EXERCISE
Among the entries below, please show each line that carries the word "variant".

EXTRACTED INFORMATION
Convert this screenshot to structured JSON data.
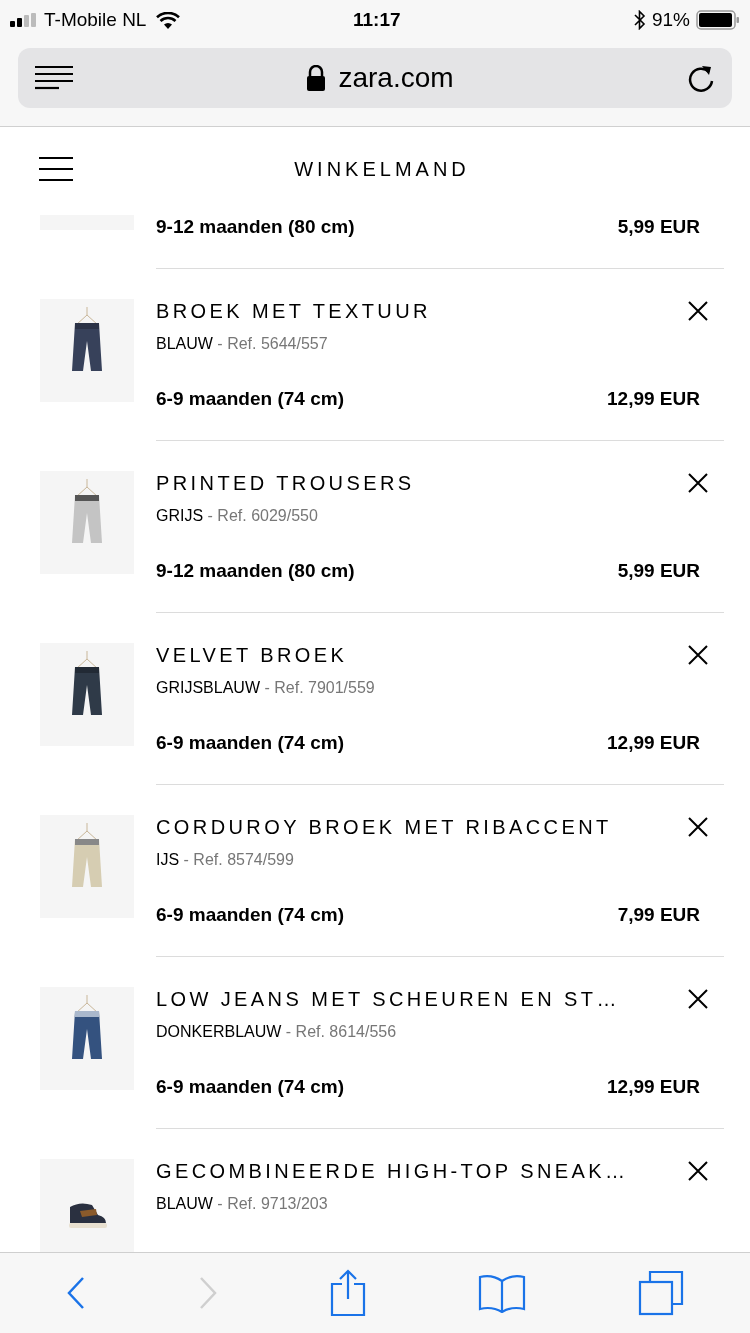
{
  "status_bar": {
    "carrier": "T-Mobile NL",
    "time": "11:17",
    "battery": "91%"
  },
  "address_bar": {
    "url": "zara.com"
  },
  "header": {
    "title": "WINKELMAND"
  },
  "cart_items": [
    {
      "size": "9-12 maanden (80 cm)",
      "price": "5,99 EUR"
    },
    {
      "name": "BROEK MET TEXTUUR",
      "variant": "BLAUW",
      "ref": "- Ref. 5644/557",
      "size": "6-9 maanden (74 cm)",
      "price": "12,99 EUR"
    },
    {
      "name": "PRINTED TROUSERS",
      "variant": "GRIJS",
      "ref": "- Ref. 6029/550",
      "size": "9-12 maanden (80 cm)",
      "price": "5,99 EUR"
    },
    {
      "name": "VELVET BROEK",
      "variant": "GRIJSBLAUW",
      "ref": "- Ref. 7901/559",
      "size": "6-9 maanden (74 cm)",
      "price": "12,99 EUR"
    },
    {
      "name": "CORDUROY BROEK MET RIBACCENT",
      "variant": "IJS",
      "ref": "- Ref. 8574/599",
      "size": "6-9 maanden (74 cm)",
      "price": "7,99 EUR"
    },
    {
      "name": "LOW JEANS MET SCHEUREN EN ST…",
      "variant": "DONKERBLAUW",
      "ref": "- Ref. 8614/556",
      "size": "6-9 maanden (74 cm)",
      "price": "12,99 EUR"
    },
    {
      "name": "GECOMBINEERDE HIGH-TOP SNEAK…",
      "variant": "BLAUW",
      "ref": "- Ref. 9713/203"
    }
  ],
  "toolbar": {
    "back": {
      "disabled": false
    },
    "forward": {
      "disabled": true
    }
  }
}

PROBLEM SOLUTION
      "variant": "BLAUW",
      "variant": "GRIJS",
      "variant": "GRIJSBLAUW",
      "variant": "IJS",
      "variant": "DONKERBLAUW",
      "variant": "BLAUW",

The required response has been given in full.